So, you are driving a big load across the country and you stop at several truck stops along way to refuel… …… everything is fine, and then a fuel filter / water warning light of some form on the dashboard appears and you are forced to pay attention. While not an emergency, it is certainly a concern, particularly to truck owners who hate being down with big repair bills.
So, you get out the truck or take it to a mechanic and drain the water. It is usually a pet cock valve on the bottom of the filter, and the water is easily drained into a jar for proper disposal. This no big deal, unless you are having to do it weekly or every 5,000 miles or so.
So, you ask your yourself… How did this happen?
To help truck owners avoid such problems, let’s dive a little deeper into the subject water in fuel.
Why Is Water Content in Fuel So Bad for My Truck?
How Does Water Build Up in My Tanks?
While this can take subject can take up the whole article, we will list a few reasons.
And since, truckers hate to wait around while pumping gas or slow pumps, the fuel is moved at up to 20 gpm per pump. At that flow rate, it is just really hard to block all the water from entering the tank.
Since changes in fuel laws in the mid 2000’s, there has been many changes in fuel chemistry to meet the demands of Alternative / Green Fuel Requirements. The trend of greener fuels such as Bio Diesel will continue and will leave out any discussion or arguments on energy independence or clean air regulations for another day. Due these greener fuels, the makeup has more organics such as corn, sugar, palm leaves, soybeans and animal parts. Many folks run their trucks on refined restaurant cooking oil grease. Those qualities are great for cleaner air, but also create the problem of water bonding to the alcohols, or the water / fuel combination is hydrophilic. This issue, with agitation over long trips creates the cloudy condition.
What if My Fuel is Clear, But I Still Have to Drain Water in My Fuel Bowl?
In many situations, the water will separate and fall to the bottom.
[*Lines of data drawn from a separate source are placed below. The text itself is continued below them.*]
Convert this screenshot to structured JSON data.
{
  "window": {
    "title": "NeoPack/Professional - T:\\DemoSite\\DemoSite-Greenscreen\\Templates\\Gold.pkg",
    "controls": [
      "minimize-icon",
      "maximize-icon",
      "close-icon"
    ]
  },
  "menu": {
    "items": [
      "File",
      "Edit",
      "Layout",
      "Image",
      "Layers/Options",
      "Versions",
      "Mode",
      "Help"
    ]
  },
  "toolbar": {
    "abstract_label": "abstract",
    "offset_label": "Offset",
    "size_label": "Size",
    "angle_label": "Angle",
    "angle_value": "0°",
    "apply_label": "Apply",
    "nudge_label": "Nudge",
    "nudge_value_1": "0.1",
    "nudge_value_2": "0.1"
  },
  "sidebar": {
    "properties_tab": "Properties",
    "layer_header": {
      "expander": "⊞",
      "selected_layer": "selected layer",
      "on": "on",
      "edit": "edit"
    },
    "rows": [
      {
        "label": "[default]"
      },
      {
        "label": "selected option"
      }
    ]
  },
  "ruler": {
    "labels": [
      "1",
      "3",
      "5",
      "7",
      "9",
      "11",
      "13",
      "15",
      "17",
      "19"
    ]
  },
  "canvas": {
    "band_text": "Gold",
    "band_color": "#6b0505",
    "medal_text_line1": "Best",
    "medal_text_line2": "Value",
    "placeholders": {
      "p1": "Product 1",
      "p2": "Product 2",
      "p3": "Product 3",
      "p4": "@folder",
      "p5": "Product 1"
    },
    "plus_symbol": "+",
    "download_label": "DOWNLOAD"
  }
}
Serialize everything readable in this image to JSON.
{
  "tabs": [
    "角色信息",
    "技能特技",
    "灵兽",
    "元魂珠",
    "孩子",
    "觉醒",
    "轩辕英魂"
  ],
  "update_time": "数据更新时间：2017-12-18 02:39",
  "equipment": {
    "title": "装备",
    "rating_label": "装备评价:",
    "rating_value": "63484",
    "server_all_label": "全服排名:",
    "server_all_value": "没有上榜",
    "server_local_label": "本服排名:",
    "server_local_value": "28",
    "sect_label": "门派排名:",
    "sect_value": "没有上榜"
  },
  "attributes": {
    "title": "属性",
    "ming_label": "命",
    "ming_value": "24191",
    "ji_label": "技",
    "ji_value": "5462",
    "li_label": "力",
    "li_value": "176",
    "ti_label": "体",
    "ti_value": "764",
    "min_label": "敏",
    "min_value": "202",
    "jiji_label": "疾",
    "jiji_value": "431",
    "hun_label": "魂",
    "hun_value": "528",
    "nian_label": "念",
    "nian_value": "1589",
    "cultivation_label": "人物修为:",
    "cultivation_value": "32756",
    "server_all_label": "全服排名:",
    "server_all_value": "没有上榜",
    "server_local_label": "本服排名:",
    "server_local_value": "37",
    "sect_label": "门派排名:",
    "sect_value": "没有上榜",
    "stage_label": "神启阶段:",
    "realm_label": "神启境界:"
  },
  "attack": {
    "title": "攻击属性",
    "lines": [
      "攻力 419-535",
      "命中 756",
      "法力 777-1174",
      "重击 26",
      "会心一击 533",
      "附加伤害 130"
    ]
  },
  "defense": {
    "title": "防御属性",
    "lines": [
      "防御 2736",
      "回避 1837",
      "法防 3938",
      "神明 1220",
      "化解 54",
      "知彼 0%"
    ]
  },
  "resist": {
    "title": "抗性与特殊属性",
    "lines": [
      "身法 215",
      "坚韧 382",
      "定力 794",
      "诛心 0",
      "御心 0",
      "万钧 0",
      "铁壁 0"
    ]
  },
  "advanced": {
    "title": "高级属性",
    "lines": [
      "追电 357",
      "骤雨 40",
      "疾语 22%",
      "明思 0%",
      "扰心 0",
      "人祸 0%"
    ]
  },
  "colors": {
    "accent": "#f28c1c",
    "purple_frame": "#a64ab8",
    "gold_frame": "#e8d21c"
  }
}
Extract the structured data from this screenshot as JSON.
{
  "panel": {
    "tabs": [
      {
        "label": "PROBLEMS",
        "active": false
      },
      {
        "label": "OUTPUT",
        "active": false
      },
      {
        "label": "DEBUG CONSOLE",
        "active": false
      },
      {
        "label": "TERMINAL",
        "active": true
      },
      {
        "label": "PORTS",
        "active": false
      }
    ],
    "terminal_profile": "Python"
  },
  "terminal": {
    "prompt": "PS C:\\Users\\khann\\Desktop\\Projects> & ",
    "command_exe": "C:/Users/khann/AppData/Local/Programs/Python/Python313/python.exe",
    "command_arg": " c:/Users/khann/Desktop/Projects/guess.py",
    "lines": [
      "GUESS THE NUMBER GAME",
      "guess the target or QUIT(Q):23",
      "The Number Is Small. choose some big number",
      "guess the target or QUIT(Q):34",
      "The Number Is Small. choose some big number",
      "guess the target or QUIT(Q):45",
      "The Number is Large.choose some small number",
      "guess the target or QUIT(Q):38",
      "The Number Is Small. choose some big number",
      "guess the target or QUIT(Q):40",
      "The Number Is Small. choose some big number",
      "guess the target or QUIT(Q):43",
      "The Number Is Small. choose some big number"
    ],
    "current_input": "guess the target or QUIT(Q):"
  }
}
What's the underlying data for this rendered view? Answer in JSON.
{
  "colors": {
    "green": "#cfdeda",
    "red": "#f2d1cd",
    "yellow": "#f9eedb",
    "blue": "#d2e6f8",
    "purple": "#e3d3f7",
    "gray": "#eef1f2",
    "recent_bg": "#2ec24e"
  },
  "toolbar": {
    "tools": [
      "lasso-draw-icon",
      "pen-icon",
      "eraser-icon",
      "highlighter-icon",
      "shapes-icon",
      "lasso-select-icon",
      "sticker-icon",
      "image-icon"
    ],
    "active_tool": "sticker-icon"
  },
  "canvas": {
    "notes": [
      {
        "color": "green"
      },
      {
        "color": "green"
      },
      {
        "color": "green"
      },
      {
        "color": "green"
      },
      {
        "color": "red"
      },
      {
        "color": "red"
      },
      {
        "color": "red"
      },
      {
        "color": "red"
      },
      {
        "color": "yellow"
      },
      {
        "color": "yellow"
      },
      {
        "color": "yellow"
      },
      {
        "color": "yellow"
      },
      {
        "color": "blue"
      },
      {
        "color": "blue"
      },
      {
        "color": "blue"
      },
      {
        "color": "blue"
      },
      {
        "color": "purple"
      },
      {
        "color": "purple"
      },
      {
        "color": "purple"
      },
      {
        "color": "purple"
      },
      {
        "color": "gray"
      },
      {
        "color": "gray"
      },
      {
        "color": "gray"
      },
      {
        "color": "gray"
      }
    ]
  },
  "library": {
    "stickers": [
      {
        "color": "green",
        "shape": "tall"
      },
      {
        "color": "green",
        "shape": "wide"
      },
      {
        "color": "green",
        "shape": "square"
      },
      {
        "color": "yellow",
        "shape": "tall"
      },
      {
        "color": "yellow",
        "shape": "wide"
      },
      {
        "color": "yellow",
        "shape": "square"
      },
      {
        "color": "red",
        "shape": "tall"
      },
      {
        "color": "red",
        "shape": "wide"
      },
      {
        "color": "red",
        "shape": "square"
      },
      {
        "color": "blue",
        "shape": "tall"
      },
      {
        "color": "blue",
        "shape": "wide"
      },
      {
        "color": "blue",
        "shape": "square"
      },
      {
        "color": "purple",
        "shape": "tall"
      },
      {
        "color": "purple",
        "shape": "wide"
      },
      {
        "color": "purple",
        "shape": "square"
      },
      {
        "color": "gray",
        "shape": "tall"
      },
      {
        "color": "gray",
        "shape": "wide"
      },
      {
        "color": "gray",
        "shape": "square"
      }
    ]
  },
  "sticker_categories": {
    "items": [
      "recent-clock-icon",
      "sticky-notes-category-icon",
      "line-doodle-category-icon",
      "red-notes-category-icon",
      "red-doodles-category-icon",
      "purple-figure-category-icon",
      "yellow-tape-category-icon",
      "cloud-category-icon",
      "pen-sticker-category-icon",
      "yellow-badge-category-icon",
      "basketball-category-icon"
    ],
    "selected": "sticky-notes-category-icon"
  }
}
In these cases, you fuel filter may not be able to catch it all, so the water ends up passing onto the fuel injector and combustion chamber and that can mean big trouble down the road.
What Are My Options to Control The Water in My Fuel System?
It is a given the engine manufacturer want to sell you their OEM parts. So often, it is difficult to change the filter brand or type you purchase. They do this through special configurations, threads, tools and other means. Fortunately, there is the Magnuson Act which allows for aftermarket parts that won’t void the warranty. So, in choosing an aftermarket filter for water purposes, consider the following.
Yes this takes a little time and money to research, but a whole lot less than a fuel injector job and three days of no work.
Truckers know that being stranded away from home is a terrible experience. So, one way to avoid this in association with fuel problems is to remove water that settles in the tank. The independent / owner operator has several choices.
In a nutshell, it looks like an industrial Tampon and the sock with a rope that is inserted into the truck tank when idle for a day or more. The water will migrate to the sock and absorb into the chemistry. Then pull the sock out and place into a container or let it hang in a garage to air dry. Not all socks are created equal so you will have to consider:
Don’t let water in your fuel system wreck your fuel injectors, schedule, budgets and bottom line. Pay attention to the water in the fuel filter bowl and lights on the dash and then tackle it, before it tackles you.
Dan Jenkins is a principal with Steel Camel, a manufacturer and distributor of water control products.